In mathematical physics, this question comes up when trying to generalized equations from flat space to curved space. The main technical device is to introduce explicit dependence on a metric $g$ and use covariant differentiation, with respect to $g$, to replace ordinary derivatives. The invariant form of the original flat space equations is then obtained by simply replacing $g$ by the Euclidean metric. This method is sometimes colloquially known as the *comma goes to semicolon rule*, where the punctuation signs represent notation for ordinary and covariant derivatives. More on this can be found in textbooks on GR. For instance, Gravitation by Misner, Thorne & Wheeler would definitely discuss this.

I would guess that you might be happy to stop here. But if you are looking for more generality and mathematical sophistication, read on.

Another method is to repeatedly introduce auxiliary dependent variables, until the PDE system becomes first order and this can be done in such a way that all dependent variables are actually differential forms and differentiations are only effected through the exterior derivative. Once in this form, the PDE system is manifestly invariant. This approach was pioneered by Cartan and is explained in depth in the well known book Exterior Differential Systems by Bryant et al.

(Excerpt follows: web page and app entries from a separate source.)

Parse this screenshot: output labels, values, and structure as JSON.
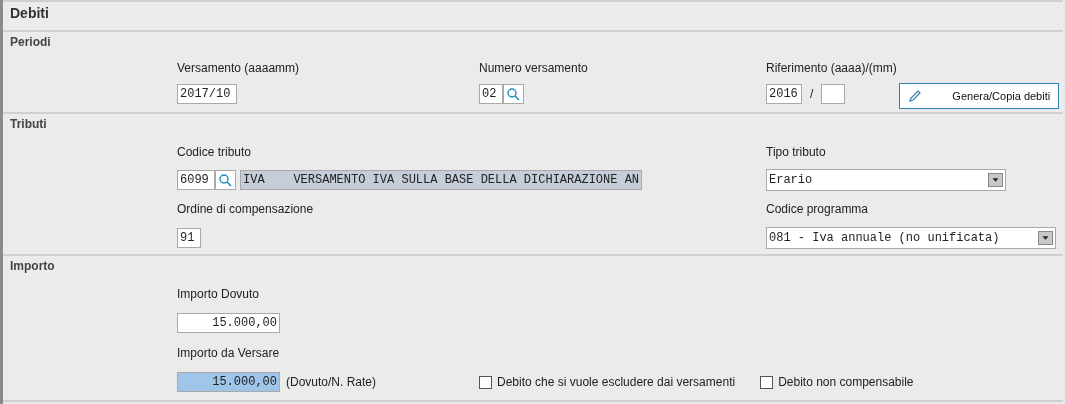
{
  "title": "Debiti",
  "periodi": {
    "title": "Periodi",
    "versamento": {
      "label": "Versamento (aaaamm)",
      "value": "2017/10"
    },
    "numero": {
      "label": "Numero versamento",
      "value": "02"
    },
    "riferimento": {
      "label": "Riferimento (aaaa)/(mm)",
      "year": "2016",
      "separator": "/"
    },
    "button": "Genera/Copia debiti"
  },
  "tributi": {
    "title": "Tributi",
    "codice": {
      "label": "Codice tributo",
      "value": "6099",
      "description": "IVA    VERSAMENTO IVA SULLA BASE DELLA DICHIARAZIONE AN"
    },
    "tipo": {
      "label": "Tipo tributo",
      "value": "Erario"
    },
    "ordine": {
      "label": "Ordine di compensazione",
      "value": "91"
    },
    "programma": {
      "label": "Codice programma",
      "value": "081 - Iva annuale (no unificata)"
    }
  },
  "importo": {
    "title": "Importo",
    "dovuto": {
      "label": "Importo Dovuto",
      "value": "15.000,00"
    },
    "versare": {
      "label": "Importo da Versare",
      "value": "15.000,00",
      "note": "(Dovuto/N. Rate)"
    },
    "checkboxes": [
      {
        "label": "Debito che si vuole escludere dai versamenti",
        "checked": false
      },
      {
        "label": "Debito non compensabile",
        "checked": false
      }
    ]
  }
}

Yet another way, which does not involve reduction to a first order system, is to notice that derivatives of arbitrary order are mathematically described in an invariant way by jets. An arbitrary PDE can then be described in terms of jets. Once one unwinds all the relevant definitions, this kind of description is manifestly invariant, but not necessarily always helpful, since all it really does is bundle up the complicated rules for transforming higher derivatives under coordinate changes into the language of jets. Nevertheless, I think it is important to learn about it, as it provides the tools to study PDE systems in a very deep way. An elementary treatment of PDEs in the context of jets can be found in the book Applications of Lie Groups to Differential Equations by Olver. A much more sophisticated treatment can also be found in the aforementioned book by Bryant et al. Another very helpful reference is Natural Operations in Differential Geometry by Kolar, Michor & Slovak.